═══ Data ═══
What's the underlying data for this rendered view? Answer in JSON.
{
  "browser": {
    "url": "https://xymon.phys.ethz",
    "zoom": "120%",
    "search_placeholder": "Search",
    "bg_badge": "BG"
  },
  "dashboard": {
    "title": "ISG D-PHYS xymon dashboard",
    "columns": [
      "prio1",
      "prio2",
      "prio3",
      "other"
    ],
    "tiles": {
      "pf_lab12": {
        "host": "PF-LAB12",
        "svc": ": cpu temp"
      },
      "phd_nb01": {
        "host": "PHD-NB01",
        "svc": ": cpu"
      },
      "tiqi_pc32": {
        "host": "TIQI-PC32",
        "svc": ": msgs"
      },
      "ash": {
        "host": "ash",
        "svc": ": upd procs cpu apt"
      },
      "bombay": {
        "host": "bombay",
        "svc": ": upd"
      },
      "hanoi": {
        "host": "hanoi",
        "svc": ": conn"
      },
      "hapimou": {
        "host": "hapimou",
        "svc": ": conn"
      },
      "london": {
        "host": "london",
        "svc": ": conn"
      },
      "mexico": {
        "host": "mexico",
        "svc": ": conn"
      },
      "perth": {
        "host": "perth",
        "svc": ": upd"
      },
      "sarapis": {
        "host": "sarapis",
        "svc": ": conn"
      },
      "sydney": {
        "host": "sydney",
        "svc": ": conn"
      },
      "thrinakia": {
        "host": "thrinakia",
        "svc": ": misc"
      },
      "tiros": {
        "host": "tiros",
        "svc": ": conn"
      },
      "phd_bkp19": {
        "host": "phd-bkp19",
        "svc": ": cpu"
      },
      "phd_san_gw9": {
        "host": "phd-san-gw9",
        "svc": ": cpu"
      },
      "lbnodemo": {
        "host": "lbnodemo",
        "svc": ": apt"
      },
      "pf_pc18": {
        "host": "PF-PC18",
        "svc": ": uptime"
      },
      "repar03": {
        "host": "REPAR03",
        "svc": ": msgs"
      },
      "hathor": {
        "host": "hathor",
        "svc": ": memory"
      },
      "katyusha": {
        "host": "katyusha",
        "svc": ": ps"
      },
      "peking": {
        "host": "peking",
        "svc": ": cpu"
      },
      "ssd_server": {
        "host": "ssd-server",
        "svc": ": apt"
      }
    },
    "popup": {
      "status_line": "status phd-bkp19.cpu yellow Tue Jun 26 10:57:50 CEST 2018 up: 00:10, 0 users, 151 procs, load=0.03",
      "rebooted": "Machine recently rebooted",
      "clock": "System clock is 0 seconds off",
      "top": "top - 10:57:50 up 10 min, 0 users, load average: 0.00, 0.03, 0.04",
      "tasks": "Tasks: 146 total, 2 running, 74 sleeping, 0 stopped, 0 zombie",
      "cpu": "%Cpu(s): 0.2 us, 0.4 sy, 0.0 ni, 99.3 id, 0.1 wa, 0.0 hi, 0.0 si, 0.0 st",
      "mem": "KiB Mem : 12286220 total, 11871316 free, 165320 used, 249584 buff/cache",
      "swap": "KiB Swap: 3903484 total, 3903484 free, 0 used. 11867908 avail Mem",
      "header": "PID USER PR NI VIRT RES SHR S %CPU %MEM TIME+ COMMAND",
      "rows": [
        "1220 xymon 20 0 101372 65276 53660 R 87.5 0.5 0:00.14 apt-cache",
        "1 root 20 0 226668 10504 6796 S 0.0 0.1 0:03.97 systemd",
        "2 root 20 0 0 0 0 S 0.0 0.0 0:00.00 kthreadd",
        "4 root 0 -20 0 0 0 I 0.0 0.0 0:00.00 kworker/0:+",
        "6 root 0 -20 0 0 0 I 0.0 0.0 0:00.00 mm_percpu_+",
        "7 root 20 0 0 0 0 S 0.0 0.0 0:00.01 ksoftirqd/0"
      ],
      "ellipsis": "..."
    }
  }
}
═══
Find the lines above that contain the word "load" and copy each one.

      "status_line": "status phd-bkp19.cpu yellow Tue Jun 26 10:57:50 CEST 2018 up: 00:10, 0 users, 151 procs, load=0.03",
      "top": "top - 10:57:50 up 10 min, 0 users, load average: 0.00, 0.03, 0.04",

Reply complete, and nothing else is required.